■ Your assignment ■
Extract each line from the entries below that has the string "Gustavo" in it.

··· Exercise data ···

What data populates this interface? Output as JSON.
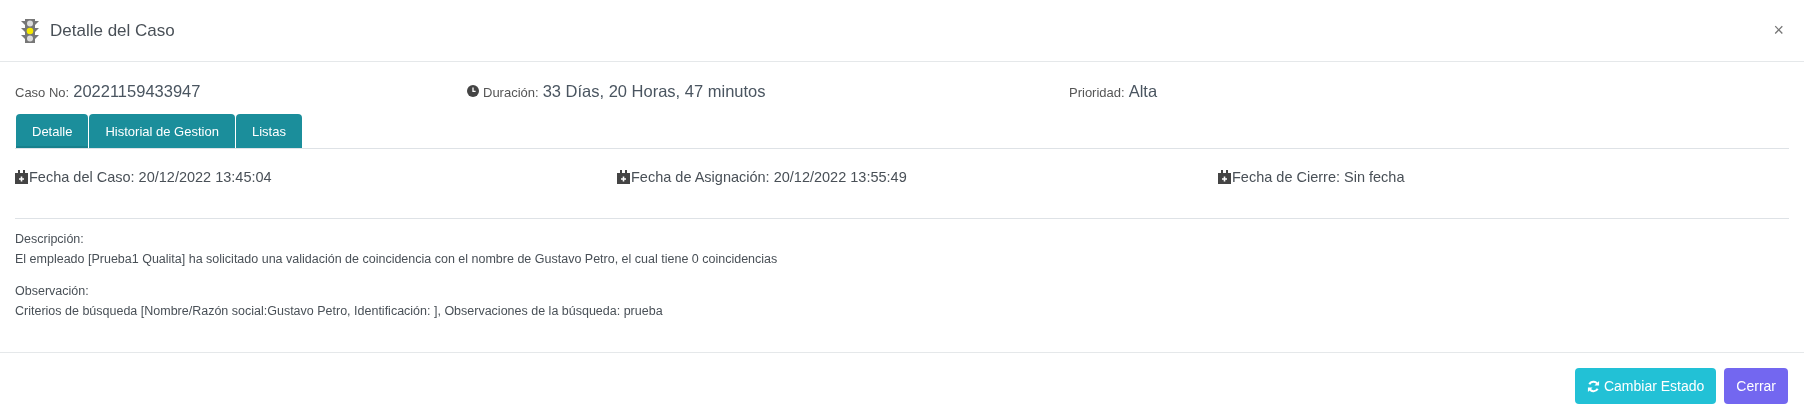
{
  "modal": {
    "title": "Detalle del Caso",
    "close": "×"
  },
  "info": [
    {
      "kind": "plain",
      "label": "Caso No:",
      "value": "20221159433947"
    },
    {
      "kind": "clock",
      "label": "Duración:",
      "value": "33 Días, 20 Horas, 47 minutos"
    },
    {
      "kind": "plain",
      "label": "Prioridad:",
      "value": "Alta"
    }
  ],
  "tabs": [
    {
      "label": "Detalle",
      "selected": true
    },
    {
      "label": "Historial de Gestion",
      "selected": false
    },
    {
      "label": "Listas",
      "selected": false
    }
  ],
  "dates": [
    {
      "label": "Fecha del Caso: 20/12/2022 13:45:04"
    },
    {
      "label": "Fecha de Asignación: 20/12/2022 13:55:49"
    },
    {
      "label": "Fecha de Cierre: Sin fecha"
    }
  ],
  "sections": [
    {
      "label": "Descripción:",
      "text": "El empleado [Prueba1 Qualita] ha solicitado una validación de coincidencia con el nombre de Gustavo Petro, el cual tiene 0 coincidencias"
    },
    {
      "label": "Observación:",
      "text": "Criterios de búsqueda [Nombre/Razón social:Gustavo Petro, Identificación: ], Observaciones de la búsqueda: prueba"
    }
  ],
  "buttons": [
    {
      "kind": "change",
      "label": "Cambiar Estado"
    },
    {
      "kind": "close",
      "label": "Cerrar"
    }
  ]
}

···

■ Exercise result ■
      "text": "El empleado [Prueba1 Qualita] ha solicitado una validación de coincidencia con el nombre de Gustavo Petro, el cual tiene 0 coincidencias"
      "text": "Criterios de búsqueda [Nombre/Razón social:Gustavo Petro, Identificación: ], Observaciones de la búsqueda: prueba"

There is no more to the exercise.